Virginia’s capital city is gearing up for something it’s never seen before – an international bike race featuring a thousand cyclists and more than a quarter of a million fans.
If you watched the Tour de France on TV, you have some idea of what Richmond is about to experience. Beginning Saturday, cyclists will fill the roads, warming up and competing in various categories, time trials and races.
Planners have said they’re expecting 450,000 people to line the roads, but that includes locals, and Lee Kallman, a spokesman for the event, says a person who shows up on seven different days would be counted seven times.
“What that number is not is 450,000 Europeans showing up on our doorstep this Friday or Saturday and staying for nine days.”
Still, Kallman told a forum organized by the Richmond Times Dispatch that this year’s UCI World Road Championship will be big.
“This event has only been in the U.S. once before, and that was way back in 1986, when it was in Colorado Springs – in a very kind of off-the-beaten-path place out there, so it’s been a long time since a cycling event of this magnitude has been in the U.S., much less the East Coast.”
These races have already drawn people from around the world, and Peter Hufnagel, who heads a cycling program at the Miller School in Crozet, says fans can expect to see some of their heroes.
“From Peter Sagan, one of the most famous riders in the world to Ben King, it’s as if the Tour de France is coming right here to Virginia.”
His wife, Andrea Dvorak, will take part in the women’s time trial. She says Richmond is definitely ready.
All the roads have been repaved.
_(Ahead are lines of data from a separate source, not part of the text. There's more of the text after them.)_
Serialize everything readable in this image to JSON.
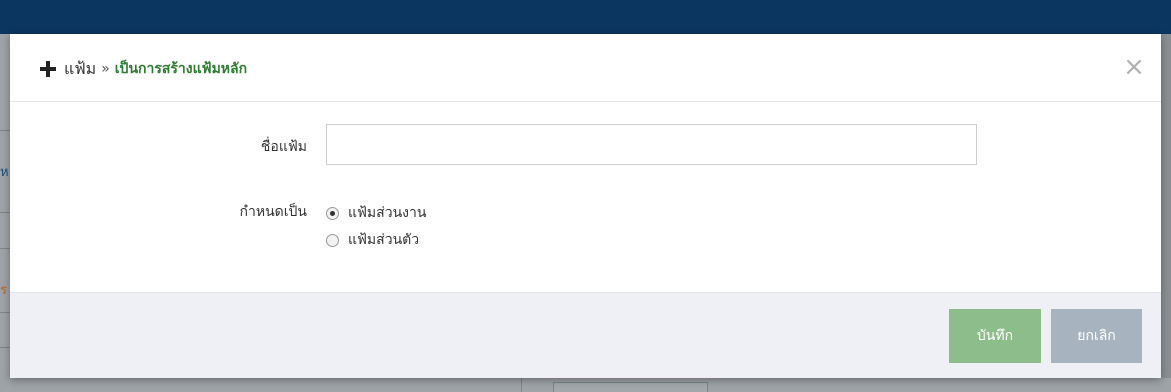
{
  "modal": {
    "title": {
      "icon": "plus-icon",
      "main": "แฟ้ม",
      "separator": "»",
      "sub": "เป็นการสร้างแฟ้มหลัก"
    },
    "close_label": "×",
    "form": {
      "name_label": "ชื่อแฟ้ม",
      "name_value": "",
      "name_placeholder": "",
      "type_label": "กำหนดเป็น",
      "type_options": [
        {
          "label": "แฟ้มส่วนงาน",
          "checked": true
        },
        {
          "label": "แฟ้มส่วนตัว",
          "checked": false
        }
      ]
    },
    "footer": {
      "save_label": "บันทึก",
      "cancel_label": "ยกเลิก"
    }
  },
  "background": {
    "left_fragment_1": "ห",
    "left_fragment_2": "ร"
  },
  "colors": {
    "topbar": "#0a3660",
    "accent_green": "#2e7d32",
    "save_button": "#8dbd8a",
    "cancel_button": "#a7b4bf",
    "footer_bg": "#eef0f5"
  }
}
What they do is before each race they fully close down the road to allow for the teams and riders to train on the roads, check out the corners. Everyone is excited. I think I even read that VCU has been closed for the entire week.”
Richmond Public Schools have canceled classes next Thursday afternoon and Friday, so school buses won’t have to find new routes when some roads are closed for the competition. The city’s 900 restaurants will definitely be open, and Richmond’s mayor hopes these races will be good for business long after the cyclists have gone home.
“We hope that this will put Richmond on the map, and we’re hoping that there will be people who want to come live here, visit here and do business here. We also want Richmond to become a cycling-friendly city. We believe when this race is over that’s going to take place.”
He may be right if the American team is any indication. Members have been training in nearby Albemarle County – enjoying the Blue Ridge in the fall. We spoke with Schuyler Schneider, Chloe Dygert, Logan Owen, Emma White, Greg Daniel and Ashland Woods, who once attended the Miller School.
“It’s nice to be back. They’re some of the most beautiful roads in the country. Yeah, I love the riding out here. It’s been a great time. It’s been a great time. The roads are super smooth. All of the cars have been giving us space, so it feels safe. They’re a lot of different from the roads back home, because I’m from Denver, Colorado. Rockies are gradual. They’re not super steep, but the climbs here are steep but short, and it’s much more green here. I live in Indiana, so it’s really flat. Coming here it’s hard, but it’s just so pretty that it’s enjoyable for me. It reminds me of home, Upstate New York, but a little warmer. I’m from Mesa, Arizona, a whole different climate for sure.”
Richmond’s convention center will host award ceremonies, allow fans to watch racing on the Jumbotron and visit with 90 vendors, and for those who choose not to brave the crowds, the Universal Sports Network will broadcast live, while, NBC Sports and CNBC offer selective coverage.